The outlook for Europe is looking gloomy, especially after the European Central Bank warned that risks to euro area financial stability increased considerably in the second half of 2011, as the sovereign risk crisis and its interplay with the banking sector worsened in an environment of weakening macroeconomic growth prospects.

Euro area bank funding pressures, while contained by timely central bank action, increased markedly in specific market segments, particularly for unsecured term funding and U.S. dollar funding.

European leaders have essentially diagnosed the problem facing the whole eurozone as one of fiscal indiscipline in some wayward countries and have prescribed a remedy of harsh fiscal medicine as a way to regain economic health.

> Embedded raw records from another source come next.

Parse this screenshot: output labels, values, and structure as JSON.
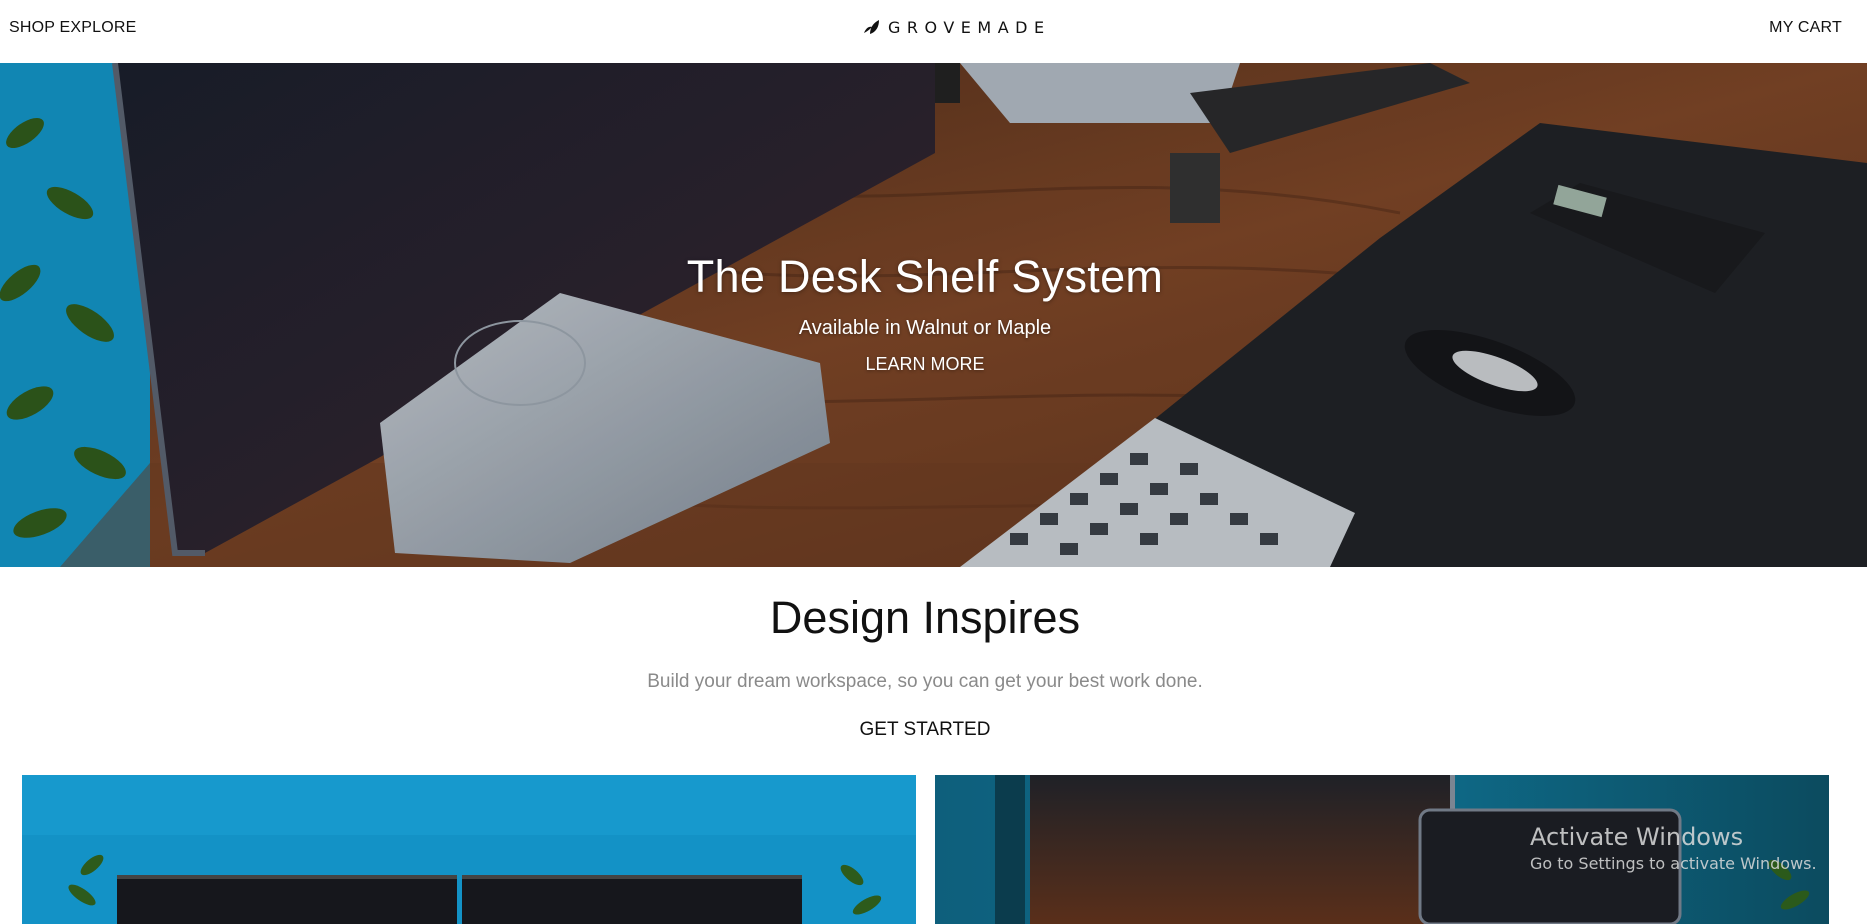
{
  "nav": {
    "shop_label": "SHOP",
    "explore_label": "EXPLORE",
    "brand": "GROVEMADE",
    "cart_label": "MY CART",
    "logo_icon": "leaf-logo-icon"
  },
  "hero": {
    "title": "The Desk Shelf System",
    "subtitle": "Available in Walnut or Maple",
    "cta_label": "LEARN MORE"
  },
  "intro": {
    "title": "Design Inspires",
    "subtitle": "Build your dream workspace, so you can get your best work done.",
    "cta_label": "GET STARTED"
  },
  "tiles": [
    {
      "name": "workspace-image-left"
    },
    {
      "name": "workspace-image-right"
    }
  ],
  "watermark": {
    "title": "Activate Windows",
    "subtitle": "Go to Settings to activate Windows."
  },
  "colors": {
    "text": "#111111",
    "muted": "#8a8a8a",
    "wood": "#6b3b22",
    "sky_blue": "#1492c6"
  }
}
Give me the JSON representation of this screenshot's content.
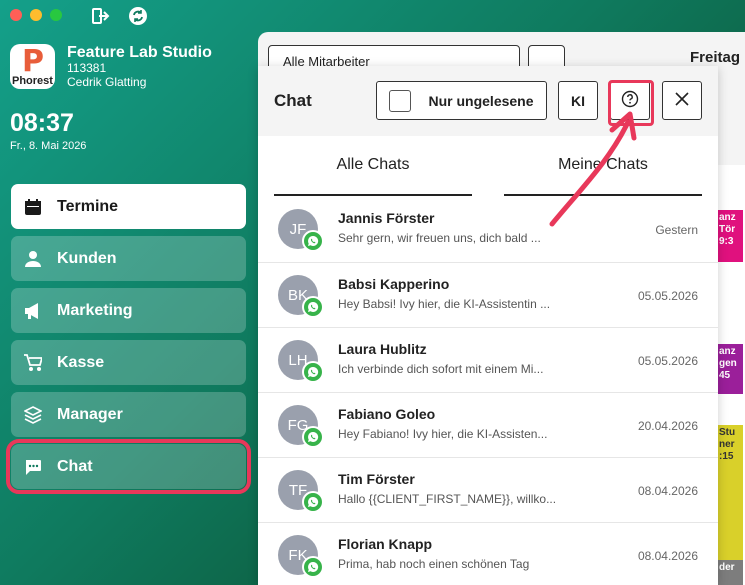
{
  "window": {
    "traffic_lights": [
      "close",
      "minimize",
      "zoom"
    ],
    "toolbar_icons": [
      "logout-icon",
      "sync-icon"
    ]
  },
  "brand": {
    "logo_word": "Phorest",
    "name": "Feature Lab Studio",
    "id": "113381",
    "user": "Cedrik Glatting"
  },
  "clock": {
    "time": "08:37",
    "date": "Fr., 8. Mai 2026"
  },
  "sidebar": {
    "items": [
      {
        "label": "Termine",
        "icon": "calendar-icon",
        "active": true
      },
      {
        "label": "Kunden",
        "icon": "person-icon"
      },
      {
        "label": "Marketing",
        "icon": "megaphone-icon"
      },
      {
        "label": "Kasse",
        "icon": "cart-icon"
      },
      {
        "label": "Manager",
        "icon": "layers-icon"
      },
      {
        "label": "Chat",
        "icon": "chat-icon",
        "highlighted": true
      }
    ]
  },
  "background": {
    "employee_select": "Alle Mitarbeiter",
    "day_label": "Freitag",
    "appointments": [
      {
        "text": "anz Tör 9:3",
        "color": "#e0117e"
      },
      {
        "text": "anz gen 45",
        "color": "#9b1f9a"
      },
      {
        "text": "Stu ner :15",
        "color": "#d9d02a"
      },
      {
        "text": "der",
        "color": "#7d7d7d"
      }
    ]
  },
  "chat": {
    "title": "Chat",
    "unread_label": "Nur ungelesene",
    "ki_label": "KI",
    "tabs": [
      "Alle Chats",
      "Meine Chats"
    ],
    "conversations": [
      {
        "initials": "JF",
        "name": "Jannis Förster",
        "message": "Sehr gern, wir freuen uns, dich bald ...",
        "date": "Gestern"
      },
      {
        "initials": "BK",
        "name": "Babsi Kapperino",
        "message": "Hey Babsi! Ivy hier, die KI-Assistentin ...",
        "date": "05.05.2026"
      },
      {
        "initials": "LH",
        "name": "Laura Hublitz",
        "message": "Ich verbinde dich sofort mit einem Mi...",
        "date": "05.05.2026"
      },
      {
        "initials": "FG",
        "name": "Fabiano Goleo",
        "message": "Hey Fabiano! Ivy hier, die KI-Assisten...",
        "date": "20.04.2026"
      },
      {
        "initials": "TF",
        "name": "Tim Förster",
        "message": "Hallo {{CLIENT_FIRST_NAME}}, willko...",
        "date": "08.04.2026"
      },
      {
        "initials": "FK",
        "name": "Florian Knapp",
        "message": "Prima, hab noch einen schönen Tag",
        "date": "08.04.2026"
      }
    ]
  },
  "colors": {
    "accent_highlight": "#e8385a",
    "whatsapp": "#37b34a",
    "avatar": "#9aa0ad"
  }
}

We readily acknowledge that governments need to balance their budgets over the economic cycle, but we believe that excessive focus on deficit reduction at this point in the cycle could be counterproductive for many economies in the euro area, Wells Fargo economist Jay Bryson wrote in a note to clients.

Although Greece, Portugal and Italy all entered the current crisis with budget deficits and elevated debt-to-GDP ratios, Spain and Ireland had exemplary fiscal records. These economies were instead felled by burst housing bubbles.

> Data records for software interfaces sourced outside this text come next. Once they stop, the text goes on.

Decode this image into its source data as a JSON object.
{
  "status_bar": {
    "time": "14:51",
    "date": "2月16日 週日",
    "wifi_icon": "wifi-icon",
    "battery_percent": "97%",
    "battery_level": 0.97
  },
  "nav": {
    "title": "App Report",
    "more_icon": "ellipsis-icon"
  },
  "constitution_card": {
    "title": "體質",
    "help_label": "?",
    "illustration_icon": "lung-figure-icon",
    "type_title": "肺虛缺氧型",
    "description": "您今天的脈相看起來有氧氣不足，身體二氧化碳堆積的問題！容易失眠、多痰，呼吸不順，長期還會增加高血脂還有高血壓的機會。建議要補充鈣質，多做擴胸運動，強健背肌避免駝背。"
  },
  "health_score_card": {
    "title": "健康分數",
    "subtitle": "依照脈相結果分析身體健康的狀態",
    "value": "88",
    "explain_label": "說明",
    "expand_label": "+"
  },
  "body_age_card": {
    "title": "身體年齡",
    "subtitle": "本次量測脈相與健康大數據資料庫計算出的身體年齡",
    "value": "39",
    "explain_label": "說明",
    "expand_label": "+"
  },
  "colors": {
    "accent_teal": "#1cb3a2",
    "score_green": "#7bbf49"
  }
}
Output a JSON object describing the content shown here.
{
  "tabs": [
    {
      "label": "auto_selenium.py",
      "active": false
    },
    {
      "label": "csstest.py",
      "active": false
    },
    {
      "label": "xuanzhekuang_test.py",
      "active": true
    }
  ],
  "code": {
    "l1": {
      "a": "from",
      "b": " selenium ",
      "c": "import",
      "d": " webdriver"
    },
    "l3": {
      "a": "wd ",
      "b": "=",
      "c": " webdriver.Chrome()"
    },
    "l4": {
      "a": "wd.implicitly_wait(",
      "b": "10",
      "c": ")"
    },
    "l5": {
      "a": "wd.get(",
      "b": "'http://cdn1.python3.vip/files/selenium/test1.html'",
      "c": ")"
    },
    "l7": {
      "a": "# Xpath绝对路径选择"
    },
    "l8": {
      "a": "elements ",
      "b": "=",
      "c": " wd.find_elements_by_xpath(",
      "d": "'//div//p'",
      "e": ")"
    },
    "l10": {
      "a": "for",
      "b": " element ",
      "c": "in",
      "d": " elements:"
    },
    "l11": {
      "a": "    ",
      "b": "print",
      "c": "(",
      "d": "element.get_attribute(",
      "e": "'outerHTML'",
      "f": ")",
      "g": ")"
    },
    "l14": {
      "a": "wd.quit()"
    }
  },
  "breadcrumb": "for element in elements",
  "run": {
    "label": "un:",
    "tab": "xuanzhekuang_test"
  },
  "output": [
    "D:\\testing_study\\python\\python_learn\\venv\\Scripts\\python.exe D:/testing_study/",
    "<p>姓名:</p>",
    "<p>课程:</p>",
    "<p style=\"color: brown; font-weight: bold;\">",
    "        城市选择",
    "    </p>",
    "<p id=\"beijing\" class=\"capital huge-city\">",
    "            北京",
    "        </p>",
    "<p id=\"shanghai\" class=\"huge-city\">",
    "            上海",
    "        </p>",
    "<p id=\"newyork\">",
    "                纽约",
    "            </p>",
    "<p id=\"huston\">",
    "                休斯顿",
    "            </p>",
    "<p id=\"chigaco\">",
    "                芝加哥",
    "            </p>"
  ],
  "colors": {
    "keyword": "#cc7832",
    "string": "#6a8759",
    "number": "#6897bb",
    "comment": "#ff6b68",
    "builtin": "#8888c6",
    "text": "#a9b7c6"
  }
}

The capital inflows that contributed to the housing bubbles in Spain and Ireland led to real exchange rate appreciation, which caused a loss of price competitiveness. Greece, Portugal and Italy also experienced a loss of competitiveness that will have important implications for their growth prospects.

Economic growth is a crucial ingredient for many countries to stabilize their debt-to-GDP ratios. This is especially true for Italy, which has nearly 2 trillion euros in outstanding government debt. With Italy unable to devalue its currency, the ECB limited in its ability to cut interest rates further and with fiscal tightening in train, Italy has dim growth prospects over the next few years.

In our view, the ECB will ultimately need to offer unlimited support to the Italian bond market to prevent a generalized financial crisis, said Bryson.

Concerns about the debt situation in peripheral Europe started to fester almost three years ago. However, the crisis really burst upon the world stage when the three primary credit rating agencies (Moody's, Standard & Poor's and Fitch) all cut their sovereign debt ratings for Greece in December 2009.

Since that time, there have been countless meetings of European and other world leaders in what is often billed as the decisive meeting to permanently address the sovereign debt crisis. Bailout packages have been arranged for Greece, Ireland and Portugal, and terms like the European Financial Stability Facility and the European Stability Mechanism have entered the financial lexicon.

At the European Union summit on Dec. 9, leaders agreed to a fiscal pact whereby each country would enshrine balanced budget resolutions at the constitutional or equivalent level.

Debt stabilization is generally defined as a situation in which a given country's debt-to-GDP ratio is stable. Debt sustainability primarily depends on four factors: the debt-to-GDP ratio at present, the government's primary fiscal surplus or deficit (i.e., the fiscal position net of interest payments), the nominal GDP growth rate and the rate of interest the government needs to pay on its debt.

A country's long-run growth rate and long-term interest rate are largely beyond the direct control of the government, but countries do typically have the ability to control primary balances.

However, Bryson said it would take years for the economic reforms that were needed to restore growth to work, and markets likely will not remain patient for that long.

Therefore, we believe that some institution, which we expect will be the ECB, will be needed to offer unlimited support to the Italian government bond market until stronger economic growth begins to take root in Italy, said the economist.

Meanwhile, some economists have argued that eurobonds, which would be bonds issued by individual European governments but which would have the backing of all governments in the eurozone, could also be used to put out the fire.

Although we agree that a joint guarantee of individual government debt, or at least a portion of it, would likely lead to a significant reduction in borrowing costs in Italy et al., the concept of eurobonds has encountered significant opposition from Germany and some other northern European countries. Therefore, we believe that the issuance of eurobonds is not very likely anytime soon, noted Bryson.

Other experts have pointed to the possibility of involvement by the International Monetary Fund. However, the lending capacity of the IMF is limited to roughly 300 billion euros at present. Even with the 200 billion euros of additional funds that EU leaders agreed to lend the IMF at the recent EU summit, the enhanced lending capacity of the IMF falls well short of Italy's 2 trillion euros in outstanding government debt.

There is a chance that China and some other important developing economies may increase their support to the IMF, but it is unlikely they would be able to pony up all the resources needed to fully backstop Italy.

Therefore, the economist maintains that the ECB is effectively the only institution that would be able to offer unlimited support to Italy. However, he fears that there may be a back against the wall moment at some point in the not-too-distant future in which the ECB will need to choose between unlimited support to Italy or the possible dissolution of the European Monetary Union.

Although perhaps not as bleak as the 'Dark Ages,' a breakup of the eurozone would truly be a catastrophic event, not only for Europe but for the entire global economy as well, added Bryson.